Herein, we performed a breast-specific co-expressed protein-protein interactome network analysis by comparing genome-wide Conessine profiles of breast to 31 other tissues from GTEx database (GTEx Consortium, 2015). Specifically, we assembled
Please cite this article in press as: Huang et al., A Systems Pharmacology Approach Uncovers Wogonoside as an Angiogenesis Inhibitor of Triple-Negative Breast Cancer by Targeting Hedgehog Signaling, Cell Chemical Biology (2019), https://doi.org/10.1016/j.chembiol.2019.05.004
15 commonly used databases with various types of experimental evidence and an unbiased, systematic human protein-protein interactions (PPIs) we have recently utilized (Cheng et al., 2018): (i) binary PPIs tested by high-throughput yeast-two-hybrid (Y2H) systems in which we combined binary PPIs from two publicly available high-quality Y2H datasets (Rolland et al., 2014; Rual et al., 2005); (ii) kinase-substrate interactions; (iii) signaling networks from SignaLink2.0 (Fazekas et al., 2013); (iv) binary PPIs from three-dimensional (3D) protein structures reported in Instruct (Meyer et al., 2013); and (v) carefully literature-curated PPIs identified by low-throughput experiments. All inferred data (e.g., evolutionary analysis and gene co-expression data) are excluded. The detailed descriptions for building human protein-protein interactome are provided in our previous studies (Cheng et al., 2014, 2018; Cheng et al., 2015).

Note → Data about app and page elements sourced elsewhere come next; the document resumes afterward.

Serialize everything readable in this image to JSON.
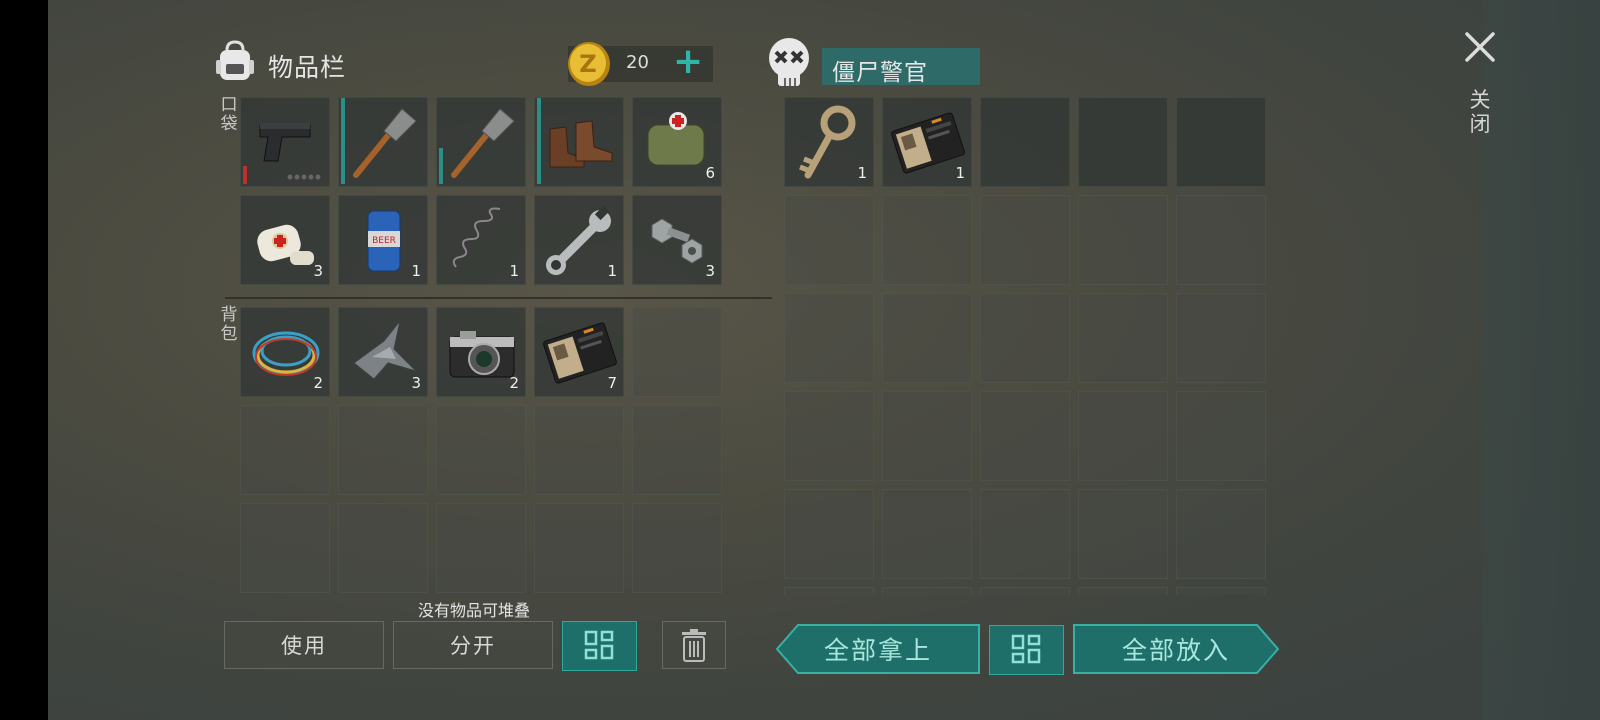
{
  "inventory": {
    "title": "物品栏",
    "coins": "20",
    "plus": "+",
    "pocket_label": "口袋",
    "backpack_label": "背包",
    "pocket_slots": [
      {
        "icon": "pistol-icon",
        "count": ""
      },
      {
        "icon": "shovel-icon",
        "count": ""
      },
      {
        "icon": "shovel-icon",
        "count": ""
      },
      {
        "icon": "boots-icon",
        "count": ""
      },
      {
        "icon": "medkit-bag-icon",
        "count": "6"
      },
      {
        "icon": "bandage-icon",
        "count": "3"
      },
      {
        "icon": "beer-can-icon",
        "count": "1"
      },
      {
        "icon": "spring-icon",
        "count": "1"
      },
      {
        "icon": "wrench-icon",
        "count": "1"
      },
      {
        "icon": "bolt-nut-icon",
        "count": "3"
      }
    ],
    "backpack_slots": [
      {
        "icon": "wire-coil-icon",
        "count": "2"
      },
      {
        "icon": "scrap-metal-icon",
        "count": "3"
      },
      {
        "icon": "camera-icon",
        "count": "2"
      },
      {
        "icon": "police-id-wallet-icon",
        "count": "7"
      }
    ],
    "stack_message": "没有物品可堆叠",
    "use_label": "使用",
    "split_label": "分开"
  },
  "loot": {
    "name": "僵尸警官",
    "slots": [
      {
        "icon": "key-icon",
        "count": "1"
      },
      {
        "icon": "police-id-wallet-icon",
        "count": "1"
      }
    ],
    "take_all_label": "全部拿上",
    "put_all_label": "全部放入"
  },
  "close_label": "关闭",
  "colors": {
    "accent": "#2fb5a8",
    "button_teal": "#1e6f6a",
    "coin": "#e0b22a"
  }
}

We next reconstructed the breast-specific co-expressed PPI network by mapping RNA sequencing data from TCGA (Cancer Genome Atlas Network, 2012). Normalized RNA sequencing data (RPKM) were extracted using the R package from TCGA-Assem-bler (Zhu et al., 2014). We computed the co-expression (Pearson correlation coefficient) and p-value (F-statistics) for each PPI based on RNA sequencing data in TNBC. Finally, we only used the p-value (P) < 0.05 as co-expressed PPIs to build the TNBC-specific co-expressed human protein-protein interactome network for network analysis in Figure 2A.
Wogonoside (>98% purity; Langze Pharmaceutical Co, Ltd., Nanjing, China) was dissolved in dimethylsulfoxide (DMSO) as stock solution at 0.1 M and stored at -20 C. Wogonoside stock solution was freshly diluted with medium to the final concentration before each experiment in vitro. The final DMSO concentration did not exceed 0.1%. In the in vivo study, wogonoside was prepared as intra-gastric administration (0.5% Sodium Carboxymethyl Cellulose, CMC). Chemicals and reagents used in this study were described in Key Resources Table.
Tumor xenografts of mice in control and wogonoside (80 mg/kg) treated groups were immersed in 4% formaldehyde (pH 7.4) for 24 h, embedded in paraffin, cut into sections 4 mm thick using standard histological techniques to prepare paraffin sections. The expres-sion of CD31, VEGF, SMO and Gli1of the tissues from control and wogonoside (80 mg/kg) treated groups were assessed using Immu-nohistochemistry Application Solutions Kit with specific antibodies (1:100).
Cell Viability Assay
The MTT assay was used to evaluate the viability of human breast cancer cells. MDA-MB-231 and MDA-MB-468 cells were plated at a density of 2 3 105 cells per well into 96-well plates in medium with 10% FBS. After overnight growth, cells were treated with various concentrations of wogonoside (0, 25, 50 and 100 mM) for 24 h in 5% CO2 incubator at 37 C. Then 20 ml of 0.5% MTT were added into the medium and incubated for 4 h. The supernatant was removed and 100 ml DMSO was added to dissolve the precipitate. Absor-bance was measured at 570 nm.
Enzyme-Linked ImmunoSorbent Assay (ELISA)
The concentration of human VEGF protein in MDA-MB-231 CM or MDA-MB-468 CM was determined by a human VEGF Duo-set enzyme linked immune sorbent assay kit in accordance with the manufacture instructions.